Task data:

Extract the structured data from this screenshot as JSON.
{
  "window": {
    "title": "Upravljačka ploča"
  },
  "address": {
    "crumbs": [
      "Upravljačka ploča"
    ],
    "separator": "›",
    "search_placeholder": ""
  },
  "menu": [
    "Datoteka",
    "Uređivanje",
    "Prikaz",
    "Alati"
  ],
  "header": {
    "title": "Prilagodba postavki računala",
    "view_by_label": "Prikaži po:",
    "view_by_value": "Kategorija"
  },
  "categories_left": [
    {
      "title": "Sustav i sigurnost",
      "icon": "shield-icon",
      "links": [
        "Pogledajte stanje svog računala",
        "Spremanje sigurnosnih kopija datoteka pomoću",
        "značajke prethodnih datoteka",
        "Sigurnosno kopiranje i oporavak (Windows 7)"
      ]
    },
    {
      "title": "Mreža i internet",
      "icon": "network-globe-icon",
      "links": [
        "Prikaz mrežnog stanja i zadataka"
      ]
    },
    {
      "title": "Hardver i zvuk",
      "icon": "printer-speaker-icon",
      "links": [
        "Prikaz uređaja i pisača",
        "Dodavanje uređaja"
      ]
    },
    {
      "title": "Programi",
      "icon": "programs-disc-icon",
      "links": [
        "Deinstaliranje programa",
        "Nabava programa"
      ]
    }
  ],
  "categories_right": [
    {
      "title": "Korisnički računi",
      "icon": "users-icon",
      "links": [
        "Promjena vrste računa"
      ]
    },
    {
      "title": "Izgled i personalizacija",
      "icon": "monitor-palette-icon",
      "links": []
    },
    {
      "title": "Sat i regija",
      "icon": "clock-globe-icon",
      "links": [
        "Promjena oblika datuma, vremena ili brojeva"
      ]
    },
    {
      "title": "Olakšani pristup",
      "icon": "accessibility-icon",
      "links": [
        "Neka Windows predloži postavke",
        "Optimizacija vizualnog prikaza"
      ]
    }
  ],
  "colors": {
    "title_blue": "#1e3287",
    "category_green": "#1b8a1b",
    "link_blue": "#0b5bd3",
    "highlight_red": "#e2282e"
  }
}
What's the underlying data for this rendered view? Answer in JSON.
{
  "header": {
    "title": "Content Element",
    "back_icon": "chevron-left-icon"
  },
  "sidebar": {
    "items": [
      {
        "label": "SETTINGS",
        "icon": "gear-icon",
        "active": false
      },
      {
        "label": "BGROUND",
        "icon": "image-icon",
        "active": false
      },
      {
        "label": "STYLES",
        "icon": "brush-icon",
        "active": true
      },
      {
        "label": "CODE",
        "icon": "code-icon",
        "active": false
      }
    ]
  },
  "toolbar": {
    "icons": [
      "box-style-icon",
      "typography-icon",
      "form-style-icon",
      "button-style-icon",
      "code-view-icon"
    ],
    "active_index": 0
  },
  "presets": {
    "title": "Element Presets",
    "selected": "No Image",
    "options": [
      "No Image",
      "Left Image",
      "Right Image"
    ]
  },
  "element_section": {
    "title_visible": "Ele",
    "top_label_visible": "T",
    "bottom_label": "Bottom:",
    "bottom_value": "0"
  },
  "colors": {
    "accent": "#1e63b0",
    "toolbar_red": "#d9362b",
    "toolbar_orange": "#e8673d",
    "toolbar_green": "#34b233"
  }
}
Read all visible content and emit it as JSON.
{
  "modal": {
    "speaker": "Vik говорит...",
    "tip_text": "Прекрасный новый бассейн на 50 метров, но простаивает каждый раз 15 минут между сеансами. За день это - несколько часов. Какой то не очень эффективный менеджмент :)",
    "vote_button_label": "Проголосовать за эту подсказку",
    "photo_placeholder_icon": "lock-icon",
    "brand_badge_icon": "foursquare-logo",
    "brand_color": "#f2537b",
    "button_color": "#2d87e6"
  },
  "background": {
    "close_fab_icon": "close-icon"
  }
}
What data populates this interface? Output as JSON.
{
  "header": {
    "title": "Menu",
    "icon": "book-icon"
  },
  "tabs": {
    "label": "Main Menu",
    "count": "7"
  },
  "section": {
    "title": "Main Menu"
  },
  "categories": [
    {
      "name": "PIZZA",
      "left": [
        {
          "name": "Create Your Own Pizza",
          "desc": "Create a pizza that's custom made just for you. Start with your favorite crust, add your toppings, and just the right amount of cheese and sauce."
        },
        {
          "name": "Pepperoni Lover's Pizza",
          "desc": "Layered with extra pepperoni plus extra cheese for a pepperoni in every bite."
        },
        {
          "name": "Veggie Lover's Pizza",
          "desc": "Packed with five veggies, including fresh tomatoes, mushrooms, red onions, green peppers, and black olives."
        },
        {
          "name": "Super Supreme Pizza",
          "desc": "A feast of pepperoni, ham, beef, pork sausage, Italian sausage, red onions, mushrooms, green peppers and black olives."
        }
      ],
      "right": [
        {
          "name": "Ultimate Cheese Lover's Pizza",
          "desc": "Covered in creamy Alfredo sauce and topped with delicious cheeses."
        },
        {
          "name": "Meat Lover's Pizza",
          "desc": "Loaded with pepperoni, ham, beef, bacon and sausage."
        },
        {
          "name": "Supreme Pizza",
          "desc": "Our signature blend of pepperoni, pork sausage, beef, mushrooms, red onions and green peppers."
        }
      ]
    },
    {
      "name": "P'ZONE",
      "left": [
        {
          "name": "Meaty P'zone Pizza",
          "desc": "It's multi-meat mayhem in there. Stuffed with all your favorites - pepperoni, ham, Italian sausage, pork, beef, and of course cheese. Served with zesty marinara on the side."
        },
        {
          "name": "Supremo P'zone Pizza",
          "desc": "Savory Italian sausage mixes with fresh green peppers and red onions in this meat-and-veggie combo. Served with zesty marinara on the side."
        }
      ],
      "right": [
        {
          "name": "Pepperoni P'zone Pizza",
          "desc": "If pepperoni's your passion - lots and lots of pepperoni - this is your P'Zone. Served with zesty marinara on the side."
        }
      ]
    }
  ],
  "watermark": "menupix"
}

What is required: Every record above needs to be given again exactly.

Answer section:
Extract the structured data from this screenshot as JSON.
{
  "window": {
    "title": "Upravljačka ploča"
  },
  "address": {
    "crumbs": [
      "Upravljačka ploča"
    ],
    "separator": "›",
    "search_placeholder": ""
  },
  "menu": [
    "Datoteka",
    "Uređivanje",
    "Prikaz",
    "Alati"
  ],
  "header": {
    "title": "Prilagodba postavki računala",
    "view_by_label": "Prikaži po:",
    "view_by_value": "Kategorija"
  },
  "categories_left": [
    {
      "title": "Sustav i sigurnost",
      "icon": "shield-icon",
      "links": [
        "Pogledajte stanje svog računala",
        "Spremanje sigurnosnih kopija datoteka pomoću",
        "značajke prethodnih datoteka",
        "Sigurnosno kopiranje i oporavak (Windows 7)"
      ]
    },
    {
      "title": "Mreža i internet",
      "icon": "network-globe-icon",
      "links": [
        "Prikaz mrežnog stanja i zadataka"
      ]
    },
    {
      "title": "Hardver i zvuk",
      "icon": "printer-speaker-icon",
      "links": [
        "Prikaz uređaja i pisača",
        "Dodavanje uređaja"
      ]
    },
    {
      "title": "Programi",
      "icon": "programs-disc-icon",
      "links": [
        "Deinstaliranje programa",
        "Nabava programa"
      ]
    }
  ],
  "categories_right": [
    {
      "title": "Korisnički računi",
      "icon": "users-icon",
      "links": [
        "Promjena vrste računa"
      ]
    },
    {
      "title": "Izgled i personalizacija",
      "icon": "monitor-palette-icon",
      "links": []
    },
    {
      "title": "Sat i regija",
      "icon": "clock-globe-icon",
      "links": [
        "Promjena oblika datuma, vremena ili brojeva"
      ]
    },
    {
      "title": "Olakšani pristup",
      "icon": "accessibility-icon",
      "links": [
        "Neka Windows predloži postavke",
        "Optimizacija vizualnog prikaza"
      ]
    }
  ],
  "colors": {
    "title_blue": "#1e3287",
    "category_green": "#1b8a1b",
    "link_blue": "#0b5bd3",
    "highlight_red": "#e2282e"
  }
}
What's the underlying data for this rendered view? Answer in JSON.
{
  "header": {
    "title": "Content Element",
    "back_icon": "chevron-left-icon"
  },
  "sidebar": {
    "items": [
      {
        "label": "SETTINGS",
        "icon": "gear-icon",
        "active": false
      },
      {
        "label": "BGROUND",
        "icon": "image-icon",
        "active": false
      },
      {
        "label": "STYLES",
        "icon": "brush-icon",
        "active": true
      },
      {
        "label": "CODE",
        "icon": "code-icon",
        "active": false
      }
    ]
  },
  "toolbar": {
    "icons": [
      "box-style-icon",
      "typography-icon",
      "form-style-icon",
      "button-style-icon",
      "code-view-icon"
    ],
    "active_index": 0
  },
  "presets": {
    "title": "Element Presets",
    "selected": "No Image",
    "options": [
      "No Image",
      "Left Image",
      "Right Image"
    ]
  },
  "element_section": {
    "title_visible": "Ele",
    "top_label_visible": "T",
    "bottom_label": "Bottom:",
    "bottom_value": "0"
  },
  "colors": {
    "accent": "#1e63b0",
    "toolbar_red": "#d9362b",
    "toolbar_orange": "#e8673d",
    "toolbar_green": "#34b233"
  }
}
Read all visible content and emit it as JSON.
{
  "modal": {
    "speaker": "Vik говорит...",
    "tip_text": "Прекрасный новый бассейн на 50 метров, но простаивает каждый раз 15 минут между сеансами. За день это - несколько часов. Какой то не очень эффективный менеджмент :)",
    "vote_button_label": "Проголосовать за эту подсказку",
    "photo_placeholder_icon": "lock-icon",
    "brand_badge_icon": "foursquare-logo",
    "brand_color": "#f2537b",
    "button_color": "#2d87e6"
  },
  "background": {
    "close_fab_icon": "close-icon"
  }
}
What data populates this interface? Output as JSON.
{
  "header": {
    "title": "Menu",
    "icon": "book-icon"
  },
  "tabs": {
    "label": "Main Menu",
    "count": "7"
  },
  "section": {
    "title": "Main Menu"
  },
  "categories": [
    {
      "name": "PIZZA",
      "left": [
        {
          "name": "Create Your Own Pizza",
          "desc": "Create a pizza that's custom made just for you. Start with your favorite crust, add your toppings, and just the right amount of cheese and sauce."
        },
        {
          "name": "Pepperoni Lover's Pizza",
          "desc": "Layered with extra pepperoni plus extra cheese for a pepperoni in every bite."
        },
        {
          "name": "Veggie Lover's Pizza",
          "desc": "Packed with five veggies, including fresh tomatoes, mushrooms, red onions, green peppers, and black olives."
        },
        {
          "name": "Super Supreme Pizza",
          "desc": "A feast of pepperoni, ham, beef, pork sausage, Italian sausage, red onions, mushrooms, green peppers and black olives."
        }
      ],
      "right": [
        {
          "name": "Ultimate Cheese Lover's Pizza",
          "desc": "Covered in creamy Alfredo sauce and topped with delicious cheeses."
        },
        {
          "name": "Meat Lover's Pizza",
          "desc": "Loaded with pepperoni, ham, beef, bacon and sausage."
        },
        {
          "name": "Supreme Pizza",
          "desc": "Our signature blend of pepperoni, pork sausage, beef, mushrooms, red onions and green peppers."
        }
      ]
    },
    {
      "name": "P'ZONE",
      "left": [
        {
          "name": "Meaty P'zone Pizza",
          "desc": "It's multi-meat mayhem in there. Stuffed with all your favorites - pepperoni, ham, Italian sausage, pork, beef, and of course cheese. Served with zesty marinara on the side."
        },
        {
          "name": "Supremo P'zone Pizza",
          "desc": "Savory Italian sausage mixes with fresh green peppers and red onions in this meat-and-veggie combo. Served with zesty marinara on the side."
        }
      ],
      "right": [
        {
          "name": "Pepperoni P'zone Pizza",
          "desc": "If pepperoni's your passion - lots and lots of pepperoni - this is your P'Zone. Served with zesty marinara on the side."
        }
      ]
    }
  ],
  "watermark": "menupix"
}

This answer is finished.